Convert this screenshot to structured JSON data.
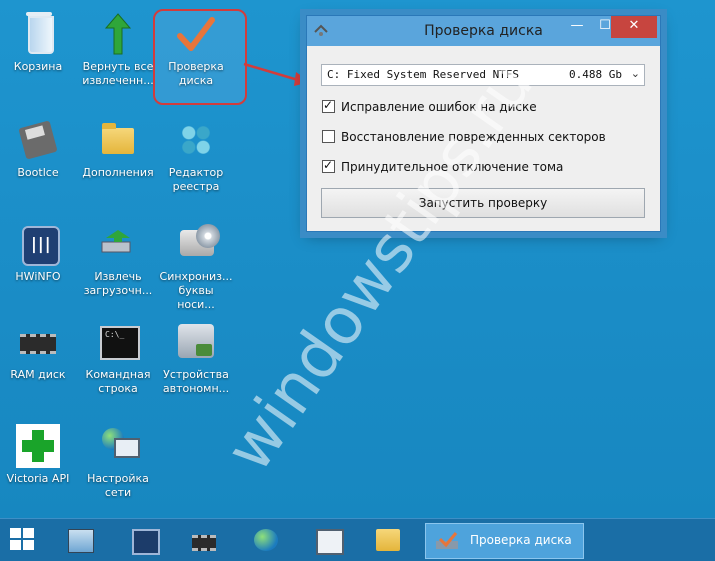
{
  "desktop": {
    "icons": [
      {
        "label": "Корзина"
      },
      {
        "label": "Вернуть все извлеченн..."
      },
      {
        "label": "Проверка диска"
      },
      {
        "label": "Bootlce"
      },
      {
        "label": "Дополнения"
      },
      {
        "label": "Редактор реестра"
      },
      {
        "label": "HWiNFO"
      },
      {
        "label": "Извлечь загрузочн..."
      },
      {
        "label": "Синхрониз... буквы носи..."
      },
      {
        "label": "RAM диск"
      },
      {
        "label": "Командная строка"
      },
      {
        "label": "Устройства автономн..."
      },
      {
        "label": "Victoria API"
      },
      {
        "label": "Настройка сети"
      }
    ]
  },
  "dialog": {
    "title": "Проверка диска",
    "drive": {
      "text": "C: Fixed System Reserved NTFS",
      "size": "0.488 Gb"
    },
    "options": [
      {
        "label": "Исправление ошибок на диске",
        "checked": true
      },
      {
        "label": "Восстановление поврежденных секторов",
        "checked": false
      },
      {
        "label": "Принудительное отключение тома",
        "checked": true
      }
    ],
    "run_button": "Запустить проверку",
    "window_buttons": {
      "minimize": "—",
      "maximize": "☐",
      "close": "✕"
    }
  },
  "watermark": "windowstips.ru",
  "taskbar": {
    "active_app": "Проверка диска"
  },
  "colors": {
    "desktop": "#1b8fc9",
    "taskbar": "#1a6ea6",
    "selection_border": "#d23c3c",
    "close_button": "#c7453f"
  }
}
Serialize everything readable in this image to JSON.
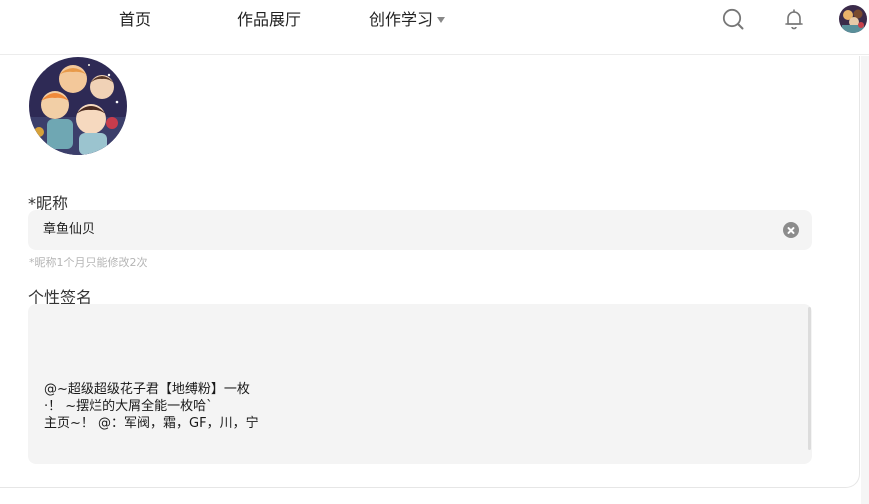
{
  "nav": {
    "home": "首页",
    "gallery": "作品展厅",
    "learn": "创作学习",
    "search_icon": "search-icon",
    "bell_icon": "bell-icon"
  },
  "profile": {
    "nickname_label": "*昵称",
    "nickname_value": "章鱼仙贝",
    "nickname_hint": "*昵称1个月只能修改2次",
    "signature_label": "个性签名",
    "signature_lines": [
      "@~超级超级花子君【地缚粉】一枚",
      "·！ ~摆烂的大屑全能一枚哈`",
      "主页~！ @：军阀，霜，GF，川，宁"
    ]
  },
  "colors": {
    "field_bg": "#f4f4f4",
    "hint": "#b5b5b5",
    "icon_gray": "#8c8c8c"
  }
}
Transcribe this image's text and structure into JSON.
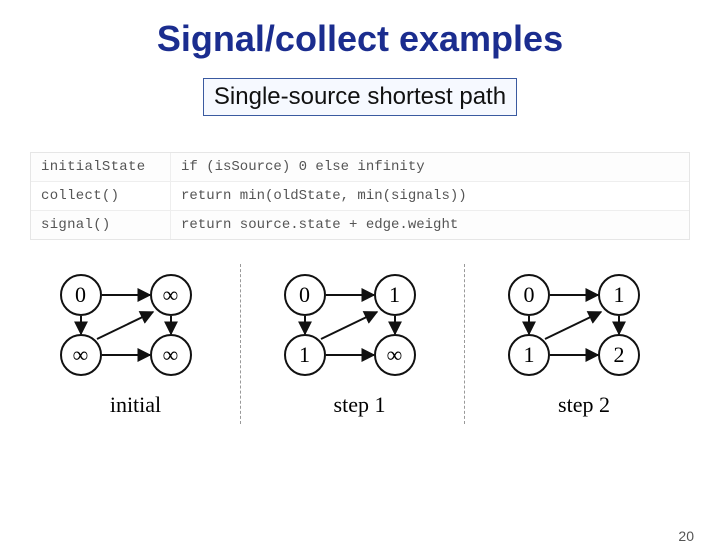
{
  "title": "Signal/collect examples",
  "subtitle": "Single-source shortest path",
  "code": {
    "row0": {
      "label": "initialState",
      "body": "if (isSource) 0 else infinity"
    },
    "row1": {
      "label": "collect()",
      "body": "return min(oldState, min(signals))"
    },
    "row2": {
      "label": "signal()",
      "body": "return source.state + edge.weight"
    }
  },
  "diagrams": {
    "initial": {
      "tl": "0",
      "tr": "∞",
      "bl": "∞",
      "br": "∞",
      "caption": "initial"
    },
    "step1": {
      "tl": "0",
      "tr": "1",
      "bl": "1",
      "br": "∞",
      "caption": "step 1"
    },
    "step2": {
      "tl": "0",
      "tr": "1",
      "bl": "1",
      "br": "2",
      "caption": "step 2"
    }
  },
  "page_number": "20"
}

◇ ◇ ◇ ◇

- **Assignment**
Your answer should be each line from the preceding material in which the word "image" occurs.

- **Response to the exercise**
Serialize everything readable in this image to JSON.
Transcribe this image's text and structure into JSON.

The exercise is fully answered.